_PROBLEM REQUIREMENTS_: Each line of the records below that holds "true" should be copied out.

————

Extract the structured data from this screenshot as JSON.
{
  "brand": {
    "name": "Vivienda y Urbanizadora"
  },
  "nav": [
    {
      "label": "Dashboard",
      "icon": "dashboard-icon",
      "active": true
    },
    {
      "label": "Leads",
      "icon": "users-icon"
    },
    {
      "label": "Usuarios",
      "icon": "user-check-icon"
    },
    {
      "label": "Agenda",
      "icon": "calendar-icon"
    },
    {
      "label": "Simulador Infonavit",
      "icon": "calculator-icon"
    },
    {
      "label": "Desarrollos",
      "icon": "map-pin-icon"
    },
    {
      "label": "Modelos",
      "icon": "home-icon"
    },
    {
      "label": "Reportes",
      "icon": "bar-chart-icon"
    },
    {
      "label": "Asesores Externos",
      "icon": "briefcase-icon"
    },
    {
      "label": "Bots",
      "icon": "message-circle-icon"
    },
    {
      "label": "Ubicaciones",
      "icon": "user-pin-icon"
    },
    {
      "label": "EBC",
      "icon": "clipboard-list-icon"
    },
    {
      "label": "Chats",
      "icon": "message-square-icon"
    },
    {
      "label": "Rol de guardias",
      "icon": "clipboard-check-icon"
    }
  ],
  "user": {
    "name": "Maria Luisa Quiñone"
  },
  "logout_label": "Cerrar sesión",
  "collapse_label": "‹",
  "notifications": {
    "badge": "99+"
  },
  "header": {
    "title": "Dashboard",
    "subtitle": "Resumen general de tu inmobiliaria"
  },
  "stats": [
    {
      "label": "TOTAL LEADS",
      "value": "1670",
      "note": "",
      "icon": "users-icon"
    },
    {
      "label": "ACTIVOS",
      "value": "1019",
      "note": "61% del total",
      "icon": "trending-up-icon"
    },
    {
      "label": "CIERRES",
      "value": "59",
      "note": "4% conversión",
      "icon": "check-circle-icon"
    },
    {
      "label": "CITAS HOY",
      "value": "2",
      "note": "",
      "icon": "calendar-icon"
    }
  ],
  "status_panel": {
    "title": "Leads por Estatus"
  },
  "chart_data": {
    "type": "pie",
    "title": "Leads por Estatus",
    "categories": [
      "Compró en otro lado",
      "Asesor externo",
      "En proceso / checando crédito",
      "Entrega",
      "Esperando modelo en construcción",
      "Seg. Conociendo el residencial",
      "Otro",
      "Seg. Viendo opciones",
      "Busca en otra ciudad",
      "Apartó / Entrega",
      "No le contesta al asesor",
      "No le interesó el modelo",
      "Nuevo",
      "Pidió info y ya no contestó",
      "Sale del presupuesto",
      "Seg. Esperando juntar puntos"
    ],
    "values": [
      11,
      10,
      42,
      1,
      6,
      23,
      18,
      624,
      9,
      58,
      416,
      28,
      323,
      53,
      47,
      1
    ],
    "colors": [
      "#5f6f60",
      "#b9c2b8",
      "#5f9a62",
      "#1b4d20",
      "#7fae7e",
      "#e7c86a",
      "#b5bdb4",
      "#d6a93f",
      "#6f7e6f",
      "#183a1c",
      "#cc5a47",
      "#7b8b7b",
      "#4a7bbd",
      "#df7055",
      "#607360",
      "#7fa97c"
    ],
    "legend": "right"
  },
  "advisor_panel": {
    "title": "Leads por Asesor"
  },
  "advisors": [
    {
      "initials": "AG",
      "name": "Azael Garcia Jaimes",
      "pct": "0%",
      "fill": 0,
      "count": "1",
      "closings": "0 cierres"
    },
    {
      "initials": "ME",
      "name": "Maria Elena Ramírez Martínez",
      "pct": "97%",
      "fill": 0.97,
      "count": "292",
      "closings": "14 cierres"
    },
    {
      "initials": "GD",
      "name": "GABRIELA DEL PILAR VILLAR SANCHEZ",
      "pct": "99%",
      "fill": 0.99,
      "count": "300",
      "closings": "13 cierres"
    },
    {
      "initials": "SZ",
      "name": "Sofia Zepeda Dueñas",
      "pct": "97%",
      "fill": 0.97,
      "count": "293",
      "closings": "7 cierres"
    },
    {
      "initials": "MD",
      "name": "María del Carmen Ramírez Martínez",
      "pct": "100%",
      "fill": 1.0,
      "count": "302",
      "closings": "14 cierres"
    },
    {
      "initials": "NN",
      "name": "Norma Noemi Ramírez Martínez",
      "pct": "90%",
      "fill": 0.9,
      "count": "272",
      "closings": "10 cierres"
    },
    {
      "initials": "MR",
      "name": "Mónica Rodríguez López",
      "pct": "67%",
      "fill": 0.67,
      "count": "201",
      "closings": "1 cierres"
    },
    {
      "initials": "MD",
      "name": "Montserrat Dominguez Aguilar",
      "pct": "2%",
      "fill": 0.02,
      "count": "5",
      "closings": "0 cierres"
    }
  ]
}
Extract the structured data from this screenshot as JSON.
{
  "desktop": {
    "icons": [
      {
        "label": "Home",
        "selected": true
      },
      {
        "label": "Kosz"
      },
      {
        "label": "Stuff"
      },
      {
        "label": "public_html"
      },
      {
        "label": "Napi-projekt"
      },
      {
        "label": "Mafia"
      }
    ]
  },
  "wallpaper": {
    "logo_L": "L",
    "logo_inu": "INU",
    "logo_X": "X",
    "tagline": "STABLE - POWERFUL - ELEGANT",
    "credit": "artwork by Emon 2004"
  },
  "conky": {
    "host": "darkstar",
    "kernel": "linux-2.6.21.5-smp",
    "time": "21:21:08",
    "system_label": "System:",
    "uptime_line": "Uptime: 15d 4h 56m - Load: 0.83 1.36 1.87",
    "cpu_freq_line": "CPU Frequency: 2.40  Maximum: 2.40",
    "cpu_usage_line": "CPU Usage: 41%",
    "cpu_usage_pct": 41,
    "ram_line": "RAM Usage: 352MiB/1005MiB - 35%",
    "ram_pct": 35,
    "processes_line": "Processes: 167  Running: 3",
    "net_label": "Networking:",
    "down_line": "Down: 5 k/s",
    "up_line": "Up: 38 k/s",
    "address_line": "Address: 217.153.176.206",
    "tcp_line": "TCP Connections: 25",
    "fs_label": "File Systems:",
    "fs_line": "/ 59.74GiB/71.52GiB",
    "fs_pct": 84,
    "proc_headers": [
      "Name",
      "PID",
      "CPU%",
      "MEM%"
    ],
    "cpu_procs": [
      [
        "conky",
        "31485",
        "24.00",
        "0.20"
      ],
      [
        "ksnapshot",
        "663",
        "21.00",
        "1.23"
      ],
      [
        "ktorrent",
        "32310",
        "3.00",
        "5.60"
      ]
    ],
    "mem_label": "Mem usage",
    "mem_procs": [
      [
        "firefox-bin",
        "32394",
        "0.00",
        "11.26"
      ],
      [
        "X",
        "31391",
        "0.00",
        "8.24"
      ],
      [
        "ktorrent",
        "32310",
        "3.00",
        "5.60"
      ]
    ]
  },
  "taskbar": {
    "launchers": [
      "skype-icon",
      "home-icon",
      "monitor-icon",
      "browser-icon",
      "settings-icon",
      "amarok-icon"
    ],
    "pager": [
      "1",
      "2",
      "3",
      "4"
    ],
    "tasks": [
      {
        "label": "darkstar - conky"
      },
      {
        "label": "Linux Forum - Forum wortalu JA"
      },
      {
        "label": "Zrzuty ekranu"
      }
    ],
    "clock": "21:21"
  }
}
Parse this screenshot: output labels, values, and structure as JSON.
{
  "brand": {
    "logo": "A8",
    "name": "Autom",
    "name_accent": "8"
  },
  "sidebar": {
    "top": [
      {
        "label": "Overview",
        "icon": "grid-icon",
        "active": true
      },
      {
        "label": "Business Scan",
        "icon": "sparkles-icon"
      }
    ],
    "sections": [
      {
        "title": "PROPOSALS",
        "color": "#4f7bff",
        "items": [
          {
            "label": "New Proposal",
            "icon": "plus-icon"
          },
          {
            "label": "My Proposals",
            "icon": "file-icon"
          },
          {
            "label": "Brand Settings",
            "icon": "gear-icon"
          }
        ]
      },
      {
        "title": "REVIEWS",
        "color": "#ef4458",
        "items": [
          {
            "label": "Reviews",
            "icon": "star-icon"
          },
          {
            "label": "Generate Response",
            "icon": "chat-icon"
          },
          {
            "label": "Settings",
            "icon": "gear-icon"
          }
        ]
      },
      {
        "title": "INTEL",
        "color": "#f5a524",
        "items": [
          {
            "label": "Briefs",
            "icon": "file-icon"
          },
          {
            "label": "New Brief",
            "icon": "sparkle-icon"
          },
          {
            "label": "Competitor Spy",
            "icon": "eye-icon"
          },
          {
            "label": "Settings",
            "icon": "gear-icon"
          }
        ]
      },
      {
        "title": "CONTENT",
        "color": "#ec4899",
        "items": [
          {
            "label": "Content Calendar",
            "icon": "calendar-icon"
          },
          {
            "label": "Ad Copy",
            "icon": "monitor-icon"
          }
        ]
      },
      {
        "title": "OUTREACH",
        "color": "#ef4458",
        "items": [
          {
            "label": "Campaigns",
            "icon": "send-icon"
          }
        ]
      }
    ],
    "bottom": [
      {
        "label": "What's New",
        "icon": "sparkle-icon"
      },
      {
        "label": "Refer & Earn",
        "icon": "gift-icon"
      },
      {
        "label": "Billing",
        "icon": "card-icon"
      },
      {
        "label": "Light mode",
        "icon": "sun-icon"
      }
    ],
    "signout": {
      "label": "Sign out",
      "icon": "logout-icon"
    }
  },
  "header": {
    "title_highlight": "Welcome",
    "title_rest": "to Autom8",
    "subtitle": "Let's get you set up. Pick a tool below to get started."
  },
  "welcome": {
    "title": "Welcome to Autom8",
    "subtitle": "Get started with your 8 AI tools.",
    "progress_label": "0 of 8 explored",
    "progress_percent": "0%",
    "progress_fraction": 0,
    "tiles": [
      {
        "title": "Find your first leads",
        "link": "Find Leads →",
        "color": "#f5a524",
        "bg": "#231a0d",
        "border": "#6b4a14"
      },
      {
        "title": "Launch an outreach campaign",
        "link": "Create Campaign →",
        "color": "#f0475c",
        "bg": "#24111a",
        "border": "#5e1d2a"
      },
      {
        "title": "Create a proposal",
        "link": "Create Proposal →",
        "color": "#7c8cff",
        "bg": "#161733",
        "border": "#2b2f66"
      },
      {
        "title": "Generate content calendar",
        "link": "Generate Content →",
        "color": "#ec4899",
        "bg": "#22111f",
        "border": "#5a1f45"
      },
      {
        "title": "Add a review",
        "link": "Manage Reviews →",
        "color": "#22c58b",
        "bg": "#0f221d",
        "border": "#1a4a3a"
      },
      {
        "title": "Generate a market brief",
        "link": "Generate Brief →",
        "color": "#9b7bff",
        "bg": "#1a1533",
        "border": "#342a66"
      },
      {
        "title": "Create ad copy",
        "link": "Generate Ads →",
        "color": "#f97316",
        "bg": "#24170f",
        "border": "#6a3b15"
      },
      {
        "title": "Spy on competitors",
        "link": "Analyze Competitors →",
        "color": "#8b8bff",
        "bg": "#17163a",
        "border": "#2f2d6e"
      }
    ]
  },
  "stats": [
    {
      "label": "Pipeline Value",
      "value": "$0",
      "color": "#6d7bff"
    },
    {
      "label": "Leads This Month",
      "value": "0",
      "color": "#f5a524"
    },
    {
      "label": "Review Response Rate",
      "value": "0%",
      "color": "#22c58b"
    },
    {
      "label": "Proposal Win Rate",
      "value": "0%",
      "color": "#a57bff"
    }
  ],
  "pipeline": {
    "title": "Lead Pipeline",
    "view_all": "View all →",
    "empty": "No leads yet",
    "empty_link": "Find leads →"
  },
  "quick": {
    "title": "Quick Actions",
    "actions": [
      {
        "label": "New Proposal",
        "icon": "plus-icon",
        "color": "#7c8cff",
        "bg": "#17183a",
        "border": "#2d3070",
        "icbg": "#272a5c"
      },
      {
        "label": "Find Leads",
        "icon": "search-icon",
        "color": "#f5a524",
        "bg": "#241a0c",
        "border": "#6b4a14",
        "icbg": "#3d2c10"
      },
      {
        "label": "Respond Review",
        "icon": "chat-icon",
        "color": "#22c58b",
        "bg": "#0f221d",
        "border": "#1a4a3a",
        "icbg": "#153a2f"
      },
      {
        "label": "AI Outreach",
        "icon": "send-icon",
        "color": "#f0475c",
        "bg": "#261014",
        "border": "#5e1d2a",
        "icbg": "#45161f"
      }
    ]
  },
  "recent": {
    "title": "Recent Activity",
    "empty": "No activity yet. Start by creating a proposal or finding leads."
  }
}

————

_OUTPUT BELOW_:
      "active": true
        "selected": true
        "active": true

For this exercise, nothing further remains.